Even the Curiosity rover turns out to be somewhat of a litter bug.
About 10 minutes before the one-ton robot dropped through the Martian atmosphere, it got rid of its cruise stage and two 165-pound blocks of tungsten, which had kept the rover stable during its journey to Mars.
The cruise stage includes all the equipment, like solar panels for energy and thrusters, needed to get Curiosity from Earth to Mars.
New images beamed down from NASA’s Mars Reconnaissance Orbiter show the impact scars from the two tungsten counter-weights and the cruise stage, which broke apart and landed about 50 miles from where Curiosity hunkered down at its landing site, later named Bradbury Landing, in Gale Crater on Aug. 5.
Since scientists know the size, weight, and shape of the objects that smashed into the Martian surface, they can use this information to better understand the nature of crater formation on Mars.
Take a look at some of the images below:
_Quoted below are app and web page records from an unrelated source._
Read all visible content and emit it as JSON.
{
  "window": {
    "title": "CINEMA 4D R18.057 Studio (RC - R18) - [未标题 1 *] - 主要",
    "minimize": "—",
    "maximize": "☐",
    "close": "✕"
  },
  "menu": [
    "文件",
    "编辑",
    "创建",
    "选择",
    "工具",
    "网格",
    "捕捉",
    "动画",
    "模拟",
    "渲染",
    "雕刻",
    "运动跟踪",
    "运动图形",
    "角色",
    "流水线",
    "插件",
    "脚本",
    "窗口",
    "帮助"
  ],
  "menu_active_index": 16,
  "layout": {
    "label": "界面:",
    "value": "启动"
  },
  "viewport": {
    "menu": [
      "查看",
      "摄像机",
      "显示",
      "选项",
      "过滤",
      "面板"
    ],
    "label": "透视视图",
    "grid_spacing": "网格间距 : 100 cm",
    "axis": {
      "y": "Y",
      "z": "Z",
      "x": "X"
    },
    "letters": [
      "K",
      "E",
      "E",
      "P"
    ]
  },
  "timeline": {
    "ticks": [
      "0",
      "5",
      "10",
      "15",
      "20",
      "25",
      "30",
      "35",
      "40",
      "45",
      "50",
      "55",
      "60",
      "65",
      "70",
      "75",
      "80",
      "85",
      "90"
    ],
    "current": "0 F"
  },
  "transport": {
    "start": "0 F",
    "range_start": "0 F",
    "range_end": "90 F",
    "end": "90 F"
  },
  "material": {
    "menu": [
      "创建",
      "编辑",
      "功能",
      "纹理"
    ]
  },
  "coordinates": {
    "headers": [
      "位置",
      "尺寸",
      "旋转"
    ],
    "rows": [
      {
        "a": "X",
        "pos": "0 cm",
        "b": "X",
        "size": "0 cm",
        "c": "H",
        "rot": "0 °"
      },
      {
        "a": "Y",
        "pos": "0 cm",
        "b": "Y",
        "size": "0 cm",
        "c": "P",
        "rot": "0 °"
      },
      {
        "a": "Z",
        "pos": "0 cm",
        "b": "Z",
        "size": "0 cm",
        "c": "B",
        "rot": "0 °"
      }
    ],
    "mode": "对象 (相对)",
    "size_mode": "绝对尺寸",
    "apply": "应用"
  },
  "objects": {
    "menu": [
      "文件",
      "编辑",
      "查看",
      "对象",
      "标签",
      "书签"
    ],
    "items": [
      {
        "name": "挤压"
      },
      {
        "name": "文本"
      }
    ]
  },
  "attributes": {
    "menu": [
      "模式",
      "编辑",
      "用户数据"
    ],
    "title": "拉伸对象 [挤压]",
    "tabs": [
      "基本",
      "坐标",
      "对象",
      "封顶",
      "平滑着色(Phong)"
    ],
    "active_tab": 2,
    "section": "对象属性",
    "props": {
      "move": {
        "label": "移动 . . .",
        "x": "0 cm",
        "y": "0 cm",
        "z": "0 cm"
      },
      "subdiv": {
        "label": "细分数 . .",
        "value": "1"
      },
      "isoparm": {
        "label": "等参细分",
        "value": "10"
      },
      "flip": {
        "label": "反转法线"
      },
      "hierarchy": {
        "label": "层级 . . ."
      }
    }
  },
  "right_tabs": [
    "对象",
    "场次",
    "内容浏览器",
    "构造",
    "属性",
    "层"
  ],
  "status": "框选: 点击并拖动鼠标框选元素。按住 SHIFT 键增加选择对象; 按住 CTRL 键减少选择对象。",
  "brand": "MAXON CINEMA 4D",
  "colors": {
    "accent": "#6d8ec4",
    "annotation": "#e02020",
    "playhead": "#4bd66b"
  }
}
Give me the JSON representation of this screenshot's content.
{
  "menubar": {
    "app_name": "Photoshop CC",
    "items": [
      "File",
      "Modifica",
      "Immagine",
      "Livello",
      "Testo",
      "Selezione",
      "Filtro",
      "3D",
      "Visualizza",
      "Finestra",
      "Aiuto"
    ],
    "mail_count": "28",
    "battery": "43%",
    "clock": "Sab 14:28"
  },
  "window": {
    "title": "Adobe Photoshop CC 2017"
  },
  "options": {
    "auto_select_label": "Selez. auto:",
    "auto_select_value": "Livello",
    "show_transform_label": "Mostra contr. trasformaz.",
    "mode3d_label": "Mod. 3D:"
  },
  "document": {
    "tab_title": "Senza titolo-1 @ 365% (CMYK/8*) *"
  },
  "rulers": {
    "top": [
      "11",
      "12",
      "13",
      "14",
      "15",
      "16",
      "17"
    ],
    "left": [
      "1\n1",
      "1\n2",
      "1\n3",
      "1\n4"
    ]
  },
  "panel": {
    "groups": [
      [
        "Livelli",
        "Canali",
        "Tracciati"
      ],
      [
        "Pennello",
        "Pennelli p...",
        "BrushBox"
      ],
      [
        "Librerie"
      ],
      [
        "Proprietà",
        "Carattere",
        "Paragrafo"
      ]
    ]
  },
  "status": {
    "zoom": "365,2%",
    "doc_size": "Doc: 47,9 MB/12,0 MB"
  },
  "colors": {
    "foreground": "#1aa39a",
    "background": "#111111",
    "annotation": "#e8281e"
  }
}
[credit provider=” NASA/JPL-Caltech/Univ. of Arizona ” url=”http://mars.jpl.nasa.gov/msl/multimedia/images/?ImageID=4924&NewsInfo=59C884BFF2B8E0EFCDDF01B94F94BA55AC4A8F9603007BD4C14A50EBADDEDD89DF99D9D4E8DDDF46C75594E5C881C64FC7919A519C”]
[credit provider=”NASA/JPL-Caltech/Univ. of Arizona ” url=”http://mars.jpl.nasa.gov/msl/images/PIA16456-scars-br2.jpg”]